John Philip Sousa
By Ken Zurski
On July 4, 1900, at the newly opened World’s Fair in Paris, France, after another rousing rendition of “The Stars and Striped Forever,”conductor John Philip Sousa and several of his band members donned a baggy pair of trousers, hat and glove and went out to play an exhibition game of baseball.
Sousa. known as the “March King” for his inspiring and mostly patriotic musical marches, was in Europe for an extended concert tour, the first ever for a band its size.
But like music, Sousa also had a passion for baseball.
So he gathered up the band and formed a team.
Sousa was said to be an excellent pitcher and started most games on the mound. He threw competitively until his skills waned with age. “If baseball has a drawback,” he once wrote, “it is the early time of life at which the player is forced to retire and give way to younger blood.”
Back home in America, baseball commissioner Kenesaw Mountain Landis took advantage of Sousa’s love for baseball and asked him to compose a march for the 50th anniversary of the National League. In 1925, Sousa delivered with the composition called “The National Game.” He appropriately dedicated the piece to the sport.
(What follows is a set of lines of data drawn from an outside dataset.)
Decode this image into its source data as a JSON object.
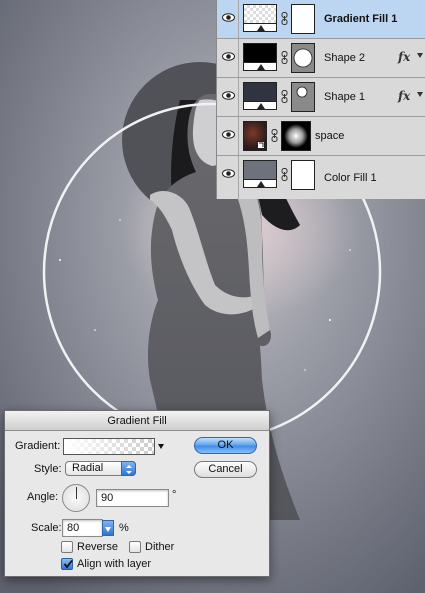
{
  "layers_panel": {
    "layers": [
      {
        "name": "Gradient Fill 1",
        "selected": true,
        "has_fx": false,
        "thumb": "gradient-fill",
        "mask": "white"
      },
      {
        "name": "Shape 2",
        "selected": false,
        "has_fx": true,
        "thumb": "black-fill",
        "mask": "circle-large"
      },
      {
        "name": "Shape 1",
        "selected": false,
        "has_fx": true,
        "thumb": "dark-fill",
        "mask": "circle-small"
      },
      {
        "name": "space",
        "selected": false,
        "has_fx": false,
        "thumb": "photo",
        "mask": "radial"
      },
      {
        "name": "Color Fill 1",
        "selected": false,
        "has_fx": false,
        "thumb": "color-fill",
        "mask": "white"
      }
    ],
    "fx_symbol": "fx",
    "colors": {
      "selected_row": "#bcd6f2",
      "panel_bg": "#d9d9d9"
    }
  },
  "dialog": {
    "title": "Gradient Fill",
    "gradient_label": "Gradient:",
    "style_label": "Style:",
    "style_value": "Radial",
    "angle_label": "Angle:",
    "angle_value": "90",
    "degree_symbol": "°",
    "scale_label": "Scale:",
    "scale_value": "80",
    "scale_unit": "%",
    "reverse_label": "Reverse",
    "reverse_checked": false,
    "dither_label": "Dither",
    "dither_checked": false,
    "align_label": "Align with layer",
    "align_checked": true,
    "ok_label": "OK",
    "cancel_label": "Cancel"
  }
}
However, despite the connection to Sousa, even today the song is not well known or as widely played as other tunes associated with baseball, like “Take Me Out to the Ballgame.”
In fact, sadly Sousa’s baseball march is mostly forgotten.
But it was not a song, but a day, July 4, 1900, that Sousa remembers the most.
That day in Paris, Sousa and the band’s team played “a group of nines” against the American Guards.
“What could have been more appropriate for two American organizations in a foreign land to do on the glorious Fourth?” Sousa proudly proclaimed.
By Ken Zurski
Bandleader and composer John Philip Sousa was never one to hurry a piece of music. A tune would come to him and he would play it over and over in his head until it was just right – or as he called it, the “brain band” would perform it before a single note was ever recorded.
That’s exactly what happened in 1896, while Sousa was returning from a trip overseas.
Sousa was forced to cut the trip short after receiving news that his longtime manager had passed away. Pacing the deck of the steamer Teutonic, Sousa heard a tune in his head and the “brain band” took over.
“Day after day,” he said,” as I walked, it persisted in crashing into my very soul.”
When Sousa returned to America, he set it to paper: “It was a genuine inspiration, irresistible, complete, and definite and I could not rest until I had finished the composition.”
“Stars and Stripes Forever” quickly became Sousa’s most popular march.